Yesterday, I caught up with him again.
There were two distinct differences between our visits:
That Cedardale was nearly burnt to the ground about eight months later, with the current facility new and improved in every area.
And Niang, five years into his NBA career, looks new and improved, too.
There is another difference. Five years ago, Niang was the property of the Indiana Pacers, after being drafted 50th overall in the second round.
Five years ago, he told me if the NBA was going to be his future home he had to extend his shot to beyond the 3-point arc, as the game was changing with all positions becoming a deep-shot threat.
Well, his 3-point shot not only looked pretty good yesterday, shooting with his friend and German League pro Tyler Nelson, but NBA records show his progress — 1.6 attempts per game in 2016-17 to 5.6 attempts in 2020-21.
In fact, he was part of Utah Jazz history just over four months ago when he hit all seven 3-pointers he attempted en route to the Jazz hitting a franchise-record 28 three-pointers in a game with 19 coming from the bench.
The Jazz were the talk of the league, earning the best record (52-20), with their spread offense and ball movement.
But the top-seeded Jazz were KOd in the second round by the L.A. Clippers, 4-2, after winning the first two games.

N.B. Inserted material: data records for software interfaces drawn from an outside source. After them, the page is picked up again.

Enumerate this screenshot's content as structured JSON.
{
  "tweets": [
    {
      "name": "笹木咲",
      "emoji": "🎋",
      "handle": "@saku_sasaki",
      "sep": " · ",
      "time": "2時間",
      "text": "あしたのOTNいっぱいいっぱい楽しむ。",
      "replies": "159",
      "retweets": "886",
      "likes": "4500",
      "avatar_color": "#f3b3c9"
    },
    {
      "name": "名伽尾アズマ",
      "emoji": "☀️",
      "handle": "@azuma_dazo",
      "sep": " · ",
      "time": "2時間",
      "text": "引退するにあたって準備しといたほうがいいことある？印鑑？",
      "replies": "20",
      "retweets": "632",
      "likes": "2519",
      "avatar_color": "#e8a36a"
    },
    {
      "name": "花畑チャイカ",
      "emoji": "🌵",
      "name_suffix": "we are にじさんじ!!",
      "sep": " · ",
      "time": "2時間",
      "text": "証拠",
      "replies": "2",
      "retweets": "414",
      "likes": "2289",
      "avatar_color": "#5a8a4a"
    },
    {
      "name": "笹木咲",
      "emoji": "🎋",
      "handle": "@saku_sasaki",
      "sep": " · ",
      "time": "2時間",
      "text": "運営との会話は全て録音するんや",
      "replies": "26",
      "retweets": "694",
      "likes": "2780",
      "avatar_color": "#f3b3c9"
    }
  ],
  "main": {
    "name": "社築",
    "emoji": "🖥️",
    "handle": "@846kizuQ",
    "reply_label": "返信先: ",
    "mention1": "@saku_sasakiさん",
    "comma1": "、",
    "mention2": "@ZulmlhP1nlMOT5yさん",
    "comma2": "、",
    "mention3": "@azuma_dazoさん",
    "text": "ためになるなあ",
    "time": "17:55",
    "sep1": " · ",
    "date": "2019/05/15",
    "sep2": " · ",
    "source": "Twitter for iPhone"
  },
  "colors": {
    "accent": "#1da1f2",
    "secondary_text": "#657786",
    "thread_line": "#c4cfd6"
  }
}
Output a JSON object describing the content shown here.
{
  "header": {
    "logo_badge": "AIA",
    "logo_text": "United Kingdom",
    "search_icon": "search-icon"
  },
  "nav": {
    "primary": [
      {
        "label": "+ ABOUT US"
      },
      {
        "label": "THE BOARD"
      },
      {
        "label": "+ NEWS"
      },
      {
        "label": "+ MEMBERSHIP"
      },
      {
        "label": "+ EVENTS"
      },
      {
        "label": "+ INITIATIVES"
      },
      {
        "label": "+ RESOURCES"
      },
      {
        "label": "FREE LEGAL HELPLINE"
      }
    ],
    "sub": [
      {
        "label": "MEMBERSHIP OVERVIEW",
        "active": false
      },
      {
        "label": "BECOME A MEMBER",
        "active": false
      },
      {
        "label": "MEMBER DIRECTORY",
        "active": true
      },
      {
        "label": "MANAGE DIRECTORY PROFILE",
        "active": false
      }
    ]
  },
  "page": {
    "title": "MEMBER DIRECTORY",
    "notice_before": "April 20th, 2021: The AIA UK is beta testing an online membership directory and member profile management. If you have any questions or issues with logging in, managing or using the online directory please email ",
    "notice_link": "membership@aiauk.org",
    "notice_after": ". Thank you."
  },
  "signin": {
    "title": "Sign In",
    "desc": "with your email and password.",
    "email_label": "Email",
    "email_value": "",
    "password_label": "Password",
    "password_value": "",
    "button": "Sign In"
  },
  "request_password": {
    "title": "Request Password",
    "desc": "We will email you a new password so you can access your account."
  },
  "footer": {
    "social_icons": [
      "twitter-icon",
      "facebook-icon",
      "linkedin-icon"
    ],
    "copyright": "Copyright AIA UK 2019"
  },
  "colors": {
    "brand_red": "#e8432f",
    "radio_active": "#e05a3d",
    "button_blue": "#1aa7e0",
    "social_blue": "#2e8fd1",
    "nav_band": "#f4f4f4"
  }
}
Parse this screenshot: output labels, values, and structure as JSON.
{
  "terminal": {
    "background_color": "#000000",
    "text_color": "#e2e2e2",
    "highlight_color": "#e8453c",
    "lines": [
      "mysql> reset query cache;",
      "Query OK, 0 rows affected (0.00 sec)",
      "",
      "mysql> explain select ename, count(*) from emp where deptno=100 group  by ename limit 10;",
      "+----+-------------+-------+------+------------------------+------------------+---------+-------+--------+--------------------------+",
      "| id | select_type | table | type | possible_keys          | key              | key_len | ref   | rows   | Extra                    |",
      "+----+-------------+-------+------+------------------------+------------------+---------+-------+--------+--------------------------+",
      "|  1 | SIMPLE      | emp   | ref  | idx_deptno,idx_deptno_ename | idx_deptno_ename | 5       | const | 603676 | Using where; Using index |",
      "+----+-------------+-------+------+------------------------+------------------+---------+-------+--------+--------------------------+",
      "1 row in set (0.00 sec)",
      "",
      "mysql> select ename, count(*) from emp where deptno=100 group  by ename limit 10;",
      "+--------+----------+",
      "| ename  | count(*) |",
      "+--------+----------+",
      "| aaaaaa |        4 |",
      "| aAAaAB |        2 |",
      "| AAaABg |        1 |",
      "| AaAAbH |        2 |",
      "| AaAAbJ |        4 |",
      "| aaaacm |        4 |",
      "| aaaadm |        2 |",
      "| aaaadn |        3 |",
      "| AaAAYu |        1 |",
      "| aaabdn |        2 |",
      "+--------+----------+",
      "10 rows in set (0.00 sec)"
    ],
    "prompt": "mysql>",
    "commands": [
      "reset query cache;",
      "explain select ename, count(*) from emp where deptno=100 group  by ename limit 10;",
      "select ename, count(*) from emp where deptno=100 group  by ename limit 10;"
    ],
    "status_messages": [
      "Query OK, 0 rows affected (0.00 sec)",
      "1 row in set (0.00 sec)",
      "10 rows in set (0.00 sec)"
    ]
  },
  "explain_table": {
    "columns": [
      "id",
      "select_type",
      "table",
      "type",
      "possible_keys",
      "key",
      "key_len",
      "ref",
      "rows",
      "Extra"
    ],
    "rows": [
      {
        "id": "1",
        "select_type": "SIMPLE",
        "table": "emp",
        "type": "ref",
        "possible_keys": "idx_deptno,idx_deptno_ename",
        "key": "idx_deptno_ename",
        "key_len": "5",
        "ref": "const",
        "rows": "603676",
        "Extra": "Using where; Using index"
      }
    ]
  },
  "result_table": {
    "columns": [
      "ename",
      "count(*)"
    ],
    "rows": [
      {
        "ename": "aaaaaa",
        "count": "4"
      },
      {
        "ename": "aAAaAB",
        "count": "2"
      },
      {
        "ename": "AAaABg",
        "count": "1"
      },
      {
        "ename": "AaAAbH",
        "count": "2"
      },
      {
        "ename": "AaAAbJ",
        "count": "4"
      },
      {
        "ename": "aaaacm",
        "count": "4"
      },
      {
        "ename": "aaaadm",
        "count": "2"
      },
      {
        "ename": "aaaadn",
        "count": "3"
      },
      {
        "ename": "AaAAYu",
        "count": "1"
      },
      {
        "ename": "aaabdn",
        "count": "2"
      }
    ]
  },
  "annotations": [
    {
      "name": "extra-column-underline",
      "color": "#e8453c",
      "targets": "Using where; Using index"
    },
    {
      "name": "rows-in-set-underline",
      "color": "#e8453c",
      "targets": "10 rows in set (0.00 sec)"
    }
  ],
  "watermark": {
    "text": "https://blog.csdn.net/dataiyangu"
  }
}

Upon the playoff exit, Niang’s three-year deal — $5 million — signed before the 2018-19 season was completed.
The Jazz have his rights until Aug. 2, the opening of free agency.
“Honestly, it does feel a little weird not knowing the future,” said Niang. “It sort of feels like I did going into the draft. I had no idea what would happen.”
As for his shooting range, as he hoped in 2016, it ranks among the best in the NBA. Naing ranked 16th overall in 3-point field goal percentage at 42.5 percent.
While his agent Mark Bartlestein begins to weigh his options, Niang will be preparing for whatever lies ahead.
“I love this game and love playing in the NBA,” said Niang. “When I wake up in the morning, it doesn’t feel like I’m going to work. I love it. And I feel I have a lot more to give.”
You can email Bill Burt at [email protected]
Niang on the Nelsons
When Georges Niang comes home to visit family in Methuen, he usually connects with one of his favorite shooting gurus, Jeff Nelson.
Nelson, a former college player and high school coach, got his start as an NBA scout with the Utah Jazz before joining the Philadelphia 76ers six year ago.
Niang also has stayed close to Nelson’s son, Tyler, who is Fairfield University’s all-time leading scorer and four-year starter at Central Catholic.
Yesterday, the three of them were all part of the workout. Jeff coaching and Tyler and Niang shooting.
“I trust Jeff,” said Niang. “He has knowledge not only about shoot, but with the correct mechanics. He’s worked in the NBA as a scout for a long time and he knows where are coming from.”
As for having Tyler around, that’s a bonus.
“Shooting with Tyler gives a competitive edge to the workout,” said Niang. “He’s probably the best shooter around, a guy that has competed a high level. He’s the kind of guy you want to work out with.”